This redesign could be considered the cream of the crop. The new look topped the old in consumer purchase preference 81% to 19%, a remarkable and dominant performance that strongly indicates an increase in sales is on the horizon.
Wins and opportunities
This redesign was an overwhelming success with consumers, and it all started with communication. The new packaging outperformed its older sibling in conveying all 12 of the most important product attributes and by an eye-popping average of 54 points.
What’s more, the best performances for the new design were in some of the most vital attributes (as defined by consumers), including “tastes great” (#1 most important, +69 points over the old design) and “full-flavored” (the #4 most important, +70 points). Through our analysis of thousands of redesigns, we’ve discovered that successfully conveying key decision drivers and important product attributes to consumers has an 88% correlation with in-market sales performance—so this bodes well for the brand (in addition to the purchase preference win noted above).
In addition, an interesting insight was revealed in the measurement of design asset resonance between the two designs. For the old design, the top three most liked elements were the coffee cup (31% liked), the “organic creamer” call-out (28% liked), and the ingredient claims at the bottom (also 28%). In other words, consumers as a whole didn’t gravitate to one design element, and nothing clearly stood out.

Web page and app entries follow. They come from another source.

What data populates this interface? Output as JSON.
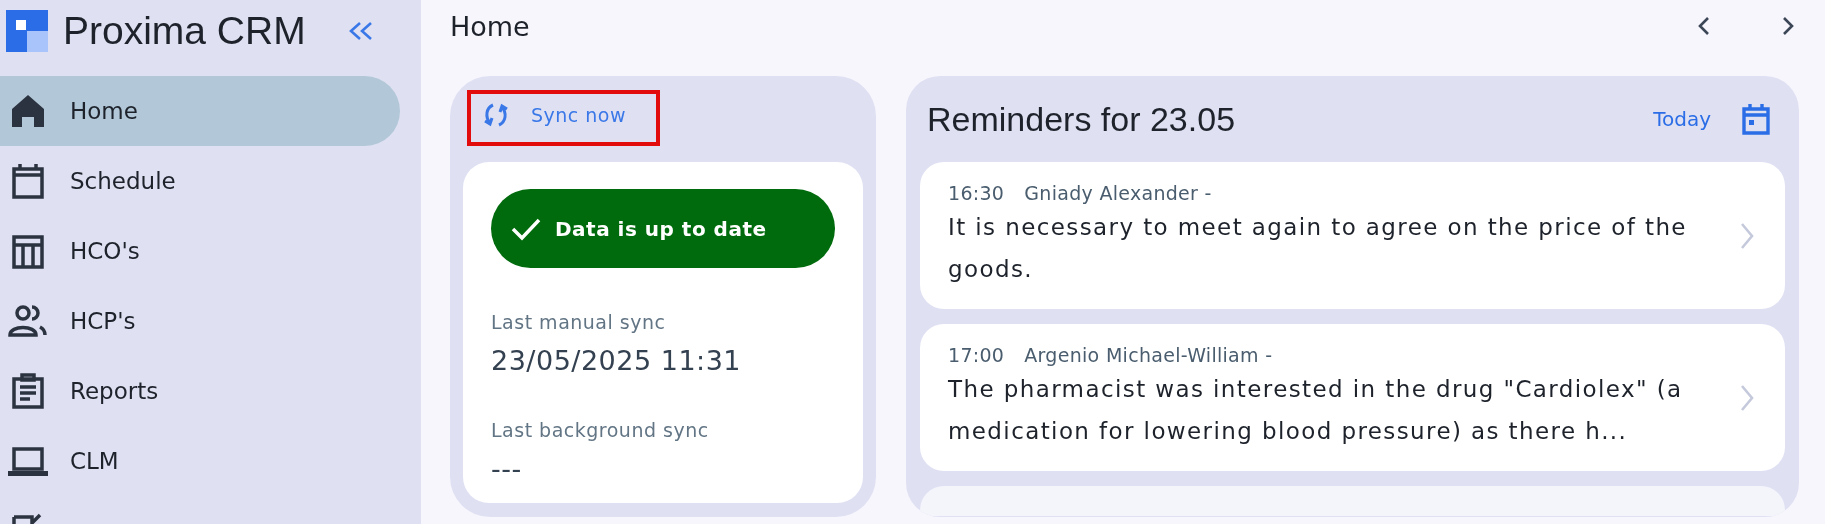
{
  "sidebar": {
    "app_title": "Proxima CRM",
    "items": [
      {
        "label": "Home",
        "selected": true
      },
      {
        "label": "Schedule",
        "selected": false
      },
      {
        "label": "HCO's",
        "selected": false
      },
      {
        "label": "HCP's",
        "selected": false
      },
      {
        "label": "Reports",
        "selected": false
      },
      {
        "label": "CLM",
        "selected": false
      },
      {
        "selected": false
      }
    ]
  },
  "header": {
    "title": "Home"
  },
  "sync_card": {
    "sync_button": {
      "label": "Sync now",
      "highlighted": true
    },
    "status": {
      "label": "Data is up to date",
      "ok": true
    },
    "fields": [
      {
        "label": "Last manual sync",
        "value": "23/05/2025 11:31"
      },
      {
        "label": "Last background sync",
        "value": "---"
      }
    ]
  },
  "reminders": {
    "title": "Reminders for 23.05",
    "today_button": "Today",
    "items": [
      {
        "time": "16:30",
        "person": "Gniady Alexander -",
        "text": "It is necessary to meet again to agree on the price of the goods."
      },
      {
        "time": "17:00",
        "person": "Argenio Michael-William -",
        "text": "The pharmacist was interested in the drug \"Cardiolex\" (a medication for lowering blood pressure) as there h..."
      }
    ],
    "more_below": true
  }
}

With the new design however, the “French Vanilla” flourish was the far-and-away favorite of consumers, with 72% liking it—more than double what the top design element of the old version achieved. Some consumers noted the ease with which they could identify what they wanted (“clearly communicates the flavor” was a common refrain in open-ended responses), others appreciated the artistic flair ( “whimsical,” “pretty,” and “attractive” were used to describe it), and still others the praised the palate-tempting visuals (“looks tasty, you can almost smell it,” said one). So Delicious clearly understood that it was important to show it was delicious, and that resonated with consumers.
- The changes made to the design were relatively minimal, but had an enormous impact—especially the fun, flavor-focused swirl of color at the center of the package. So Delicious was able to dramatically increase design performance while remaining recognizable to those who already know the brand.
- A minority of the redesigns we evaluate have such marked increases in communication performance, and an elite few see such impressive boosts in purchase preference over their predecessors.
- Consumer sentiment scores for some key design elements increased.
- It took consumers more time to find the new package (7.1 seconds) than the old (4.9 seconds). They were also more accurate in finding the old design, correctly identifying it 96% of the time versus 80% for the new look. While this is worth consideration, it’s also worth noting that this may have been a deliberate trade-off for the brand—after all, while it may initially be harder for a consumer to find the brand, there’s little question they can find their chosen flavor of So Delicious much easier. A drop in findability is also not unusual with new designs.
- Some consumers found the switch to the smaller, black-and-white logo “bland” and “boring,” with one saying “Is it really SO delicious?” The feedback wasn’t overwhelming, but it warrants consideration, especially for a brand that isn’t universally recognized.
“The way the text plays in the stylized steam caught my eye immediately.”
“I like the vanilla flowers as another way to communicate the flavor.”
About our data
Our goal behind highlighting impactful redesigns is to help brands understand market reactions to design changes and make intentional design decisions. We create a full report of these insightful case studies for every brand redesign in our cross-category database. These value-add tools are created automatically for our clients who subscribe to syndicated category data. For more information on this redesign report or others, contact us.